EXTRACTED MATERIAL:
<<<<

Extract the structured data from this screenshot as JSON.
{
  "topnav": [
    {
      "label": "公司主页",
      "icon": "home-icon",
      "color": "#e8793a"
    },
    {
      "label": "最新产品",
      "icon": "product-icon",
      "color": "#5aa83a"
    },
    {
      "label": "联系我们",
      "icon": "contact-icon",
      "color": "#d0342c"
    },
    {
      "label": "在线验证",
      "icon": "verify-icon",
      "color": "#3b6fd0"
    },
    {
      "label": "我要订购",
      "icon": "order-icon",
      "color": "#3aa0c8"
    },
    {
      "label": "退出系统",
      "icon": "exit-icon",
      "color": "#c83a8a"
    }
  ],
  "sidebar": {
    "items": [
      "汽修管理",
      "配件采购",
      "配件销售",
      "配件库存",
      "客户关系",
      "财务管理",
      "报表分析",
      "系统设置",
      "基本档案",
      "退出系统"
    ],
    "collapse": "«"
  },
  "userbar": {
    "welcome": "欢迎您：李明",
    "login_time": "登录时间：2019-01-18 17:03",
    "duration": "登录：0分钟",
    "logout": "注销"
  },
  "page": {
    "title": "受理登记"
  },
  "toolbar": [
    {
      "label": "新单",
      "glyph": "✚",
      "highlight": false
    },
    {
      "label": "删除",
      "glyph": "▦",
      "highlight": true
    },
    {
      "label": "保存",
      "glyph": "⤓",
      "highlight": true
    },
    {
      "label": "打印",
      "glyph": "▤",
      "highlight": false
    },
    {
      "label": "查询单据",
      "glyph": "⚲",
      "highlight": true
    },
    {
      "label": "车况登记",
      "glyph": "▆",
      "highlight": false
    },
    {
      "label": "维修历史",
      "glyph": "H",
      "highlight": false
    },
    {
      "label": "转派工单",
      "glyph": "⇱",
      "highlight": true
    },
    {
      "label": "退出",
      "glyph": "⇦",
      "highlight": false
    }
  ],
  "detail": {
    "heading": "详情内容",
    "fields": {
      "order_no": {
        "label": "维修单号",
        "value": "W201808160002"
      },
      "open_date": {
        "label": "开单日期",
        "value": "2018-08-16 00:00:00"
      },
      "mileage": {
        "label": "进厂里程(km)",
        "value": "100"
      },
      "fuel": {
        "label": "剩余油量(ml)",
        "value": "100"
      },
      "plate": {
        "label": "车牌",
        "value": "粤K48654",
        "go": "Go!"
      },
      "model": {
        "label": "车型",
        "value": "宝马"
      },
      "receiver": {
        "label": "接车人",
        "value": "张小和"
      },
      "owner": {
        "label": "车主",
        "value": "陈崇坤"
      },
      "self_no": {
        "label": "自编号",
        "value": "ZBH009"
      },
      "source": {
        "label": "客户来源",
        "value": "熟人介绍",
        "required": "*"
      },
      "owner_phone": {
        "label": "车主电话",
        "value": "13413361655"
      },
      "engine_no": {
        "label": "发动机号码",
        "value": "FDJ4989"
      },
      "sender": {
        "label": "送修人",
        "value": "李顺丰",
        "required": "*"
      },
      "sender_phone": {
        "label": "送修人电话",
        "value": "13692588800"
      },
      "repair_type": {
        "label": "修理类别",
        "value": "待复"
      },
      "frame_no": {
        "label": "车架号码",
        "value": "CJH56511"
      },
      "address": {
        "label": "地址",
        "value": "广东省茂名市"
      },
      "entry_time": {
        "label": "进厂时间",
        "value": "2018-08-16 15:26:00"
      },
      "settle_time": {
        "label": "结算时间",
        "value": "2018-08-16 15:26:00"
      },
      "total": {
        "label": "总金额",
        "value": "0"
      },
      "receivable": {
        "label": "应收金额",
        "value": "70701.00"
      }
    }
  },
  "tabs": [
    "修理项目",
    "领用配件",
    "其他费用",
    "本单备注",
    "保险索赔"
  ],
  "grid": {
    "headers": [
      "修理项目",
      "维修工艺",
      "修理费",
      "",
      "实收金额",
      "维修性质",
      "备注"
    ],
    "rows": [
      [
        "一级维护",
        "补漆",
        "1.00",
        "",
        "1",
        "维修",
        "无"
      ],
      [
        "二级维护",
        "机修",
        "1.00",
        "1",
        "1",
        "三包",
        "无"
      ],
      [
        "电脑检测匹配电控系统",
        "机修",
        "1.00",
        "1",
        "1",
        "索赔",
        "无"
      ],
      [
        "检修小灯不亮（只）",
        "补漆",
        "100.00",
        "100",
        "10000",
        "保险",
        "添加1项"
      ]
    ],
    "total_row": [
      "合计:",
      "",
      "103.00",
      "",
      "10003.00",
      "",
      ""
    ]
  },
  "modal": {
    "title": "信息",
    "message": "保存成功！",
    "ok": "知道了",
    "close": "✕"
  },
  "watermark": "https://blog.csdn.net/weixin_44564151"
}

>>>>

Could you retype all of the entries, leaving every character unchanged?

Extract the structured data from this screenshot as JSON.
{
  "topnav": [
    {
      "label": "公司主页",
      "icon": "home-icon",
      "color": "#e8793a"
    },
    {
      "label": "最新产品",
      "icon": "product-icon",
      "color": "#5aa83a"
    },
    {
      "label": "联系我们",
      "icon": "contact-icon",
      "color": "#d0342c"
    },
    {
      "label": "在线验证",
      "icon": "verify-icon",
      "color": "#3b6fd0"
    },
    {
      "label": "我要订购",
      "icon": "order-icon",
      "color": "#3aa0c8"
    },
    {
      "label": "退出系统",
      "icon": "exit-icon",
      "color": "#c83a8a"
    }
  ],
  "sidebar": {
    "items": [
      "汽修管理",
      "配件采购",
      "配件销售",
      "配件库存",
      "客户关系",
      "财务管理",
      "报表分析",
      "系统设置",
      "基本档案",
      "退出系统"
    ],
    "collapse": "«"
  },
  "userbar": {
    "welcome": "欢迎您：李明",
    "login_time": "登录时间：2019-01-18 17:03",
    "duration": "登录：0分钟",
    "logout": "注销"
  },
  "page": {
    "title": "受理登记"
  },
  "toolbar": [
    {
      "label": "新单",
      "glyph": "✚",
      "highlight": false
    },
    {
      "label": "删除",
      "glyph": "▦",
      "highlight": true
    },
    {
      "label": "保存",
      "glyph": "⤓",
      "highlight": true
    },
    {
      "label": "打印",
      "glyph": "▤",
      "highlight": false
    },
    {
      "label": "查询单据",
      "glyph": "⚲",
      "highlight": true
    },
    {
      "label": "车况登记",
      "glyph": "▆",
      "highlight": false
    },
    {
      "label": "维修历史",
      "glyph": "H",
      "highlight": false
    },
    {
      "label": "转派工单",
      "glyph": "⇱",
      "highlight": true
    },
    {
      "label": "退出",
      "glyph": "⇦",
      "highlight": false
    }
  ],
  "detail": {
    "heading": "详情内容",
    "fields": {
      "order_no": {
        "label": "维修单号",
        "value": "W201808160002"
      },
      "open_date": {
        "label": "开单日期",
        "value": "2018-08-16 00:00:00"
      },
      "mileage": {
        "label": "进厂里程(km)",
        "value": "100"
      },
      "fuel": {
        "label": "剩余油量(ml)",
        "value": "100"
      },
      "plate": {
        "label": "车牌",
        "value": "粤K48654",
        "go": "Go!"
      },
      "model": {
        "label": "车型",
        "value": "宝马"
      },
      "receiver": {
        "label": "接车人",
        "value": "张小和"
      },
      "owner": {
        "label": "车主",
        "value": "陈崇坤"
      },
      "self_no": {
        "label": "自编号",
        "value": "ZBH009"
      },
      "source": {
        "label": "客户来源",
        "value": "熟人介绍",
        "required": "*"
      },
      "owner_phone": {
        "label": "车主电话",
        "value": "13413361655"
      },
      "engine_no": {
        "label": "发动机号码",
        "value": "FDJ4989"
      },
      "sender": {
        "label": "送修人",
        "value": "李顺丰",
        "required": "*"
      },
      "sender_phone": {
        "label": "送修人电话",
        "value": "13692588800"
      },
      "repair_type": {
        "label": "修理类别",
        "value": "待复"
      },
      "frame_no": {
        "label": "车架号码",
        "value": "CJH56511"
      },
      "address": {
        "label": "地址",
        "value": "广东省茂名市"
      },
      "entry_time": {
        "label": "进厂时间",
        "value": "2018-08-16 15:26:00"
      },
      "settle_time": {
        "label": "结算时间",
        "value": "2018-08-16 15:26:00"
      },
      "total": {
        "label": "总金额",
        "value": "0"
      },
      "receivable": {
        "label": "应收金额",
        "value": "70701.00"
      }
    }
  },
  "tabs": [
    "修理项目",
    "领用配件",
    "其他费用",
    "本单备注",
    "保险索赔"
  ],
  "grid": {
    "headers": [
      "修理项目",
      "维修工艺",
      "修理费",
      "",
      "实收金额",
      "维修性质",
      "备注"
    ],
    "rows": [
      [
        "一级维护",
        "补漆",
        "1.00",
        "",
        "1",
        "维修",
        "无"
      ],
      [
        "二级维护",
        "机修",
        "1.00",
        "1",
        "1",
        "三包",
        "无"
      ],
      [
        "电脑检测匹配电控系统",
        "机修",
        "1.00",
        "1",
        "1",
        "索赔",
        "无"
      ],
      [
        "检修小灯不亮（只）",
        "补漆",
        "100.00",
        "100",
        "10000",
        "保险",
        "添加1项"
      ]
    ],
    "total_row": [
      "合计:",
      "",
      "103.00",
      "",
      "10003.00",
      "",
      ""
    ]
  },
  "modal": {
    "title": "信息",
    "message": "保存成功！",
    "ok": "知道了",
    "close": "✕"
  },
  "watermark": "https://blog.csdn.net/weixin_44564151"
}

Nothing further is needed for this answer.